“It’s known as the straight leg dance because it’s not in that sort of wide turned-out plié we see in the other Southern dance forms,” McDaniel noted, adding, “Like all classical dance from India, Kathak is rooted in story telling. There’s heavy rhythmic footwork, turns, lots of hands and arms and facial expression to tell the story.”
“I appreciate and honor the other classical Indian dance forms, but Punjabi heritage made Kathak a natural fit. It changed my life. It changed my approach to how I think about rhythm, how I talk, how I teach,” she confessed.
MacDaniel grew up studying ballet, tap, jazz, and modern, only coming to Kathak as an adult. After graduating from NYU in dance, she realized her focus had been exclusively white, Euro-centric dance. She decided to confront her heritage and spent six months in India intensively engaged in Kathak trainings.
On her return, McDaniel settled in New York and started a dance company. The move to California came when her bi-coastal romantic relationship evolved into a marriage proposal that required moving to California where her husband was in film.
“My New York friends said are you crazy? You’re starting a company here. Why are you going to LA? There’s no dance in LA,” McDaniel recounted. “But then, my husband said are you going to take that lying down? If anyone can do it, it is you. He knew I could not resist that kind of challenge.” McDaniel chuckled.
The choreographer admits when she first arrived, she thought her friends were right and the move was crazy. But soon, McDaniel found various worlds colliding all at once, and a good way.
She started teaching classes, introducing Bollywood which no one was teaching at the time.
“South Asians were excited because there now were Bollywood classes and non-South Asians at the studios came in wondering what Bollywood was,” McDaniel recalled. “At the same time, I was starting a dance company that I saw as contemporary until I recognized I was again compartmentalizing my ‘Indian-ness’ separate from being American and I realized my work could reflect that multiplicity.”
More than 20 years later, McDaniel’s insight about the strength of that duality continues to fuel Blue13, including this return visit to The Wallis. She is quick to say her New York friends were wrong when they said there was no dance in LA.
“The dance community here is constantly overlooked. It forever feels like we’re knocking on the door. Ironically, it’s easier to find presenters on tour than to find presenters here in LA.”
She gave credit to The Wallis as one of the few major venues consistently presenting her company and other LA-based dance.
“The Wallis is a great example of how a venue can be successful when presenting local dance communities. It has recognized there are all these incredible dance companies in the backyard of all these presenting venues in LA. I hope those other presenters come and see the value in our local dance community.
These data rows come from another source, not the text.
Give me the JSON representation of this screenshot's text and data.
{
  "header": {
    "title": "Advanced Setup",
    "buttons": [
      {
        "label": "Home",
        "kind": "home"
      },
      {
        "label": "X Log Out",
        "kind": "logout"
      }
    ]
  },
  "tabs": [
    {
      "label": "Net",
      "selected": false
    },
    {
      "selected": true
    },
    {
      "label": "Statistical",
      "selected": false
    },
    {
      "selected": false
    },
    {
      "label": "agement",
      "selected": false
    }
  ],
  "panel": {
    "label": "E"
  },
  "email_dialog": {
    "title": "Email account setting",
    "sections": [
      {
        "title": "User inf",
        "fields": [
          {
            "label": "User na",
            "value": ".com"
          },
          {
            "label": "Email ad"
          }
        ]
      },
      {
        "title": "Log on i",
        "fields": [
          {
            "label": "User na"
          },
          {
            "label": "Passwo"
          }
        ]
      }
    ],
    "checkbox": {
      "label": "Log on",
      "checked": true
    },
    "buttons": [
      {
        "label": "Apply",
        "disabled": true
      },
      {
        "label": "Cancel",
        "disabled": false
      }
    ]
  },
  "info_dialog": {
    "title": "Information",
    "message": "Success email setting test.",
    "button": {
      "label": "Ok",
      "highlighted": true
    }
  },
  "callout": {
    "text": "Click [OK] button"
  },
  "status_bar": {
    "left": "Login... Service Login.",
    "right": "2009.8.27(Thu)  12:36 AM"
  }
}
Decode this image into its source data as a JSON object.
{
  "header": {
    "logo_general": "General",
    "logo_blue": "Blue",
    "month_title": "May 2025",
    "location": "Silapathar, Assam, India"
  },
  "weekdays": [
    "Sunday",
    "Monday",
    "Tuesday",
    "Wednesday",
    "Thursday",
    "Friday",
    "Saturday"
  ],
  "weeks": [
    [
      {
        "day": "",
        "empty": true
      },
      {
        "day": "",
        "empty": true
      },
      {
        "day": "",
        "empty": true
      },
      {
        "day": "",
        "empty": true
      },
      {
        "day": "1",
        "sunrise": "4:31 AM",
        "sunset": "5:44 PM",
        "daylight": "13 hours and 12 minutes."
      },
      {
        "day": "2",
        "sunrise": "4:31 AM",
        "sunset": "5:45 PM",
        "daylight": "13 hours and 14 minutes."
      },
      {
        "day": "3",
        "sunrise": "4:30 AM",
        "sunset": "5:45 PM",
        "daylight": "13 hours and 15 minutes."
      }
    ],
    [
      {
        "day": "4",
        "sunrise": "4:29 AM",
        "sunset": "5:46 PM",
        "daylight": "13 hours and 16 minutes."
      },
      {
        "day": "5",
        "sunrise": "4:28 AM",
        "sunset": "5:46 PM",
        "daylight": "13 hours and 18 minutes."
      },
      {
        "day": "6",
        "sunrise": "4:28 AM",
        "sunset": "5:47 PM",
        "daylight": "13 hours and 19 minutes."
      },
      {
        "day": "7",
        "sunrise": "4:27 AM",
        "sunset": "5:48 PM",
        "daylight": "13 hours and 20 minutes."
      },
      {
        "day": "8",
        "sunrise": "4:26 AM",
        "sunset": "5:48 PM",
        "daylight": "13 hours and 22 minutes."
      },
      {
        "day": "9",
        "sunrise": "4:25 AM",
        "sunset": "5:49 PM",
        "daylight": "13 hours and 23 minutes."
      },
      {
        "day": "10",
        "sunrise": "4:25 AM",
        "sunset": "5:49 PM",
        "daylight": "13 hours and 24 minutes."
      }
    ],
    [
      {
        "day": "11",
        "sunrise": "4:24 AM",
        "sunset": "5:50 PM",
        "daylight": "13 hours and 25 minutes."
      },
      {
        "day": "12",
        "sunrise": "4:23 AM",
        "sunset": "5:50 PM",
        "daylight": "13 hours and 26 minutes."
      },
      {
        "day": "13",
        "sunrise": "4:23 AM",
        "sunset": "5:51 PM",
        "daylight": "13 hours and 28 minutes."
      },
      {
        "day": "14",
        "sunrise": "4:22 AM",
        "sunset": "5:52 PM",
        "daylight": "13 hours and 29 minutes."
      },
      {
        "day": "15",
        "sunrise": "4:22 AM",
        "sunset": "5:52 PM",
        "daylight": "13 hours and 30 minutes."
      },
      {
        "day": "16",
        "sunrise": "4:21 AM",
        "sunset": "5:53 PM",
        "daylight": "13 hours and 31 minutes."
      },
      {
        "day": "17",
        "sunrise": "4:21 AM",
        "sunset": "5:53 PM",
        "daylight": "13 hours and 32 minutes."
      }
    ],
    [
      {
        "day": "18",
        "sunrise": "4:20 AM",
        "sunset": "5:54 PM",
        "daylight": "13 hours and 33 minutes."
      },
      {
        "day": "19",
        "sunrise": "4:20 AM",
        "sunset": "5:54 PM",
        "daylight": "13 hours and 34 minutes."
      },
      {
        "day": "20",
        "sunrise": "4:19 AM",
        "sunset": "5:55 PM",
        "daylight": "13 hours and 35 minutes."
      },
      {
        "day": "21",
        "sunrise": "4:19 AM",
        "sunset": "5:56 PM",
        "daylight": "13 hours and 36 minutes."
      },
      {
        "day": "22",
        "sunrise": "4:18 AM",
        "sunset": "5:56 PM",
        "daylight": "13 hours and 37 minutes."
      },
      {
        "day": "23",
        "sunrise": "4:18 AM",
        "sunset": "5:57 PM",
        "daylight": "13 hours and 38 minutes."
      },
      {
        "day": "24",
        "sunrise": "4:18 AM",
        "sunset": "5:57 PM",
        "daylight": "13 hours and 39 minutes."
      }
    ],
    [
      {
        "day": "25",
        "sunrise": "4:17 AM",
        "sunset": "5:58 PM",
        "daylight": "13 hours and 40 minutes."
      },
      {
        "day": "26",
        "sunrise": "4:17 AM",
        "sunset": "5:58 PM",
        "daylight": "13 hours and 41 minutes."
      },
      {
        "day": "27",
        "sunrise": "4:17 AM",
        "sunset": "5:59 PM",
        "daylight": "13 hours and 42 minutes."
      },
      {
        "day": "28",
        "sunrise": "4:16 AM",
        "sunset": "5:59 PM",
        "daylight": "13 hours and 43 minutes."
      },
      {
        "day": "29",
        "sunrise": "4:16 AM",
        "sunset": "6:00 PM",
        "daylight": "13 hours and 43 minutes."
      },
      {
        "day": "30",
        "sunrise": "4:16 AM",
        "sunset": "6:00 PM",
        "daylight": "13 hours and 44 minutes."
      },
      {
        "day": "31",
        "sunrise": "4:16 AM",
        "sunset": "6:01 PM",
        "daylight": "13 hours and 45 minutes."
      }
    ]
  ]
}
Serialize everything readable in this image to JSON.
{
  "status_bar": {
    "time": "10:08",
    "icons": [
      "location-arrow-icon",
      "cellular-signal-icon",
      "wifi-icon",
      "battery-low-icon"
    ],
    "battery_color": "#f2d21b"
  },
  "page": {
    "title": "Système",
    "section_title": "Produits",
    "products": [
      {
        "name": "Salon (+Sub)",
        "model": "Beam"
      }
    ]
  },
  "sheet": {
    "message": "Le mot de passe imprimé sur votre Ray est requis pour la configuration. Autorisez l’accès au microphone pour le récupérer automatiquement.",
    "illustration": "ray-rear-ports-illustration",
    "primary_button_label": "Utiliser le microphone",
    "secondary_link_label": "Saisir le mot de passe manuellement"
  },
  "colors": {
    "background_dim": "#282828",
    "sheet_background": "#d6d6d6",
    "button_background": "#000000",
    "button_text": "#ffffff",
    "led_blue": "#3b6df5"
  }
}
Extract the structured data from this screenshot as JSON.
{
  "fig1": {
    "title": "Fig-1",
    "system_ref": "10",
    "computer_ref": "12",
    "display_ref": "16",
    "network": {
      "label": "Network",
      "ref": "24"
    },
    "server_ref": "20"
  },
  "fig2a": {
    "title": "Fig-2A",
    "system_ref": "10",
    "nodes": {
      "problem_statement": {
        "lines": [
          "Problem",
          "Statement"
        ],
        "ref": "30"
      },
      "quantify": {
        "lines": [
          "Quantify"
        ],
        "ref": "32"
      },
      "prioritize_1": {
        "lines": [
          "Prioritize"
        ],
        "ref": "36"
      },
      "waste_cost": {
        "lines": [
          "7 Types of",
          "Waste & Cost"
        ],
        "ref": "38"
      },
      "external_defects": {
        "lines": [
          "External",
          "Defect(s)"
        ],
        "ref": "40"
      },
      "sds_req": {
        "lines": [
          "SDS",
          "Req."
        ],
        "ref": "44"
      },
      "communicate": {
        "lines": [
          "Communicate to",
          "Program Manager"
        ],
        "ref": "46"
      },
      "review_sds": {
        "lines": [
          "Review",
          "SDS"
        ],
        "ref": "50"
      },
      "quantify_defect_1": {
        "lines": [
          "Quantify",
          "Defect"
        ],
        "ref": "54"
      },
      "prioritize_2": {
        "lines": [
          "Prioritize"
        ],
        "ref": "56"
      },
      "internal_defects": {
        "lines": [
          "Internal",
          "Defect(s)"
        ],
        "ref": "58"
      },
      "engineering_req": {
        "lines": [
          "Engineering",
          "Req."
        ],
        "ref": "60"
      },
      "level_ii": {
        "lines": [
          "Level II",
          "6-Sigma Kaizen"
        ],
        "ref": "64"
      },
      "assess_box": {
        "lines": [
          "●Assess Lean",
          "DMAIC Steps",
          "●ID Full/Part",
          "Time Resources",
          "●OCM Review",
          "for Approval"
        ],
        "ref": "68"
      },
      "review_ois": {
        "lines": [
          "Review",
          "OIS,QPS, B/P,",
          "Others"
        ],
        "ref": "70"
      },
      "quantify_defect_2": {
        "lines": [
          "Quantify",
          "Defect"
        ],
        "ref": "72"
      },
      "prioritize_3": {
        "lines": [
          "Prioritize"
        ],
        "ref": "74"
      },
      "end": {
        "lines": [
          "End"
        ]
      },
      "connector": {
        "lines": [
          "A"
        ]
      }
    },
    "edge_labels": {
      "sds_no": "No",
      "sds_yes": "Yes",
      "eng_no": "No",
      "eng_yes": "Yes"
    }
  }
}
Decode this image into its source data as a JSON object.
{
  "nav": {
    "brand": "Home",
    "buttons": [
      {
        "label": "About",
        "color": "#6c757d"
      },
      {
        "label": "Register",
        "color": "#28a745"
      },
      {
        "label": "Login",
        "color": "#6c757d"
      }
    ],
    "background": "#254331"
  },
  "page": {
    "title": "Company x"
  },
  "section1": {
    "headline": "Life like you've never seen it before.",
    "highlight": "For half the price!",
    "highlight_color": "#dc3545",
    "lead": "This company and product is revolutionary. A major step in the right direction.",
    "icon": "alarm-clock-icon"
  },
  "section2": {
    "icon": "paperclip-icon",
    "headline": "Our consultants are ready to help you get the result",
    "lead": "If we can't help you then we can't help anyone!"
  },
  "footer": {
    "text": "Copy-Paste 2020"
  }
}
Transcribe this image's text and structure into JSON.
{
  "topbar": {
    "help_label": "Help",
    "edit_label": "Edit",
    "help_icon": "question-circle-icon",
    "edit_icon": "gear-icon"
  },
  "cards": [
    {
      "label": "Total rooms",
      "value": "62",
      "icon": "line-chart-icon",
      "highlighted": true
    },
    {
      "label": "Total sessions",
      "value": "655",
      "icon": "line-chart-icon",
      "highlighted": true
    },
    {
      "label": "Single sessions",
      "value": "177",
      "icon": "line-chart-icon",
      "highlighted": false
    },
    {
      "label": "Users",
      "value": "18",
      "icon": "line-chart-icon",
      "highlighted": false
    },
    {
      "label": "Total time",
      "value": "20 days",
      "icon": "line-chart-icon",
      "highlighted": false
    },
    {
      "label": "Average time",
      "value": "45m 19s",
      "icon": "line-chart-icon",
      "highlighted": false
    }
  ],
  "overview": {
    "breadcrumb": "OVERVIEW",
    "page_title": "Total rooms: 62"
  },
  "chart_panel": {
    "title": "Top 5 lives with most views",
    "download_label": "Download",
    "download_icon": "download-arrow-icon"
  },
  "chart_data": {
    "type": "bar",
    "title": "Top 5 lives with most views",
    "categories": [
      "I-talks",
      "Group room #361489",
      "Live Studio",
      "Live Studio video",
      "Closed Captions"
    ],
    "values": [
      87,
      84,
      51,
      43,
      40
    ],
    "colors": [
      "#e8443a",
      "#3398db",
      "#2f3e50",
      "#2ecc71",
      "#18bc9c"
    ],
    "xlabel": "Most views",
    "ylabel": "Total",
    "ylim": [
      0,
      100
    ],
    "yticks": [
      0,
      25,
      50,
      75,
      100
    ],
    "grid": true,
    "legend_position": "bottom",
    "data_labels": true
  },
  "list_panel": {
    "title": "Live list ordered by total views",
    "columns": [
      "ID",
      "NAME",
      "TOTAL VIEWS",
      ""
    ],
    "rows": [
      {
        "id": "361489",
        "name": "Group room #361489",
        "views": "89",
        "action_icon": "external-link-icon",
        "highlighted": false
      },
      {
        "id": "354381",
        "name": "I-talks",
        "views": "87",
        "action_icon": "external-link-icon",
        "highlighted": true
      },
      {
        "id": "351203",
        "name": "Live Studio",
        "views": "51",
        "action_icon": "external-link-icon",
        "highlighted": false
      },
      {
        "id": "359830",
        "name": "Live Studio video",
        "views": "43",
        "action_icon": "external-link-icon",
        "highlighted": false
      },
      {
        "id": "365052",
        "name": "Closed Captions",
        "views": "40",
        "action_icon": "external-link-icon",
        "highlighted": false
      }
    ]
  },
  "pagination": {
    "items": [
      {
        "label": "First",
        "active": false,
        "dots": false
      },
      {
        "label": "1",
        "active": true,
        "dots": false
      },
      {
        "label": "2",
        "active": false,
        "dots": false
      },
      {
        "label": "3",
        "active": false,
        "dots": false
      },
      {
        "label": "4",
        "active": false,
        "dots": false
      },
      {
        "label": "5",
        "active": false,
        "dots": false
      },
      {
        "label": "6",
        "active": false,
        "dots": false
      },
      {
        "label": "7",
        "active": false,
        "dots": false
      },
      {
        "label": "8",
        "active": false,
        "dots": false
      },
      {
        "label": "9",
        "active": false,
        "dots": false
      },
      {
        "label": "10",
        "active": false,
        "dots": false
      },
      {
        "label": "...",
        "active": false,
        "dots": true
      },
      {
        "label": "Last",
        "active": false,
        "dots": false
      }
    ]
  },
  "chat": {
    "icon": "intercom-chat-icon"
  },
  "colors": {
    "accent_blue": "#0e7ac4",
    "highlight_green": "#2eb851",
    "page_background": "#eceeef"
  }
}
The Wallis has become a central place that we can look to and it’s great that it is hosting us and other local companies.”
Blue13 dancers include Alisa Carreras, Arjun Kochhar, Atticus Dobbie, Bella Allen, Brenan Gonzalez, Chelsea Correa, Emily Carr, Esi Samuels, Felisya Soqui-Garcia, Hayden Rivas, Janae Holster, Malachi Stevens, Moira Saxena, Onye Stevenson, Presley Hawk, Satori Folkes-Stone, Shea Hancock, William Okajima.
Blue13 at Wallis Annenberg Center for the Arts, 9390 N. Santa Monica Blvd., Beverly Hills; Fri.-Sat., May 12-13, 7:30 pm, $29-$79. The Wallis.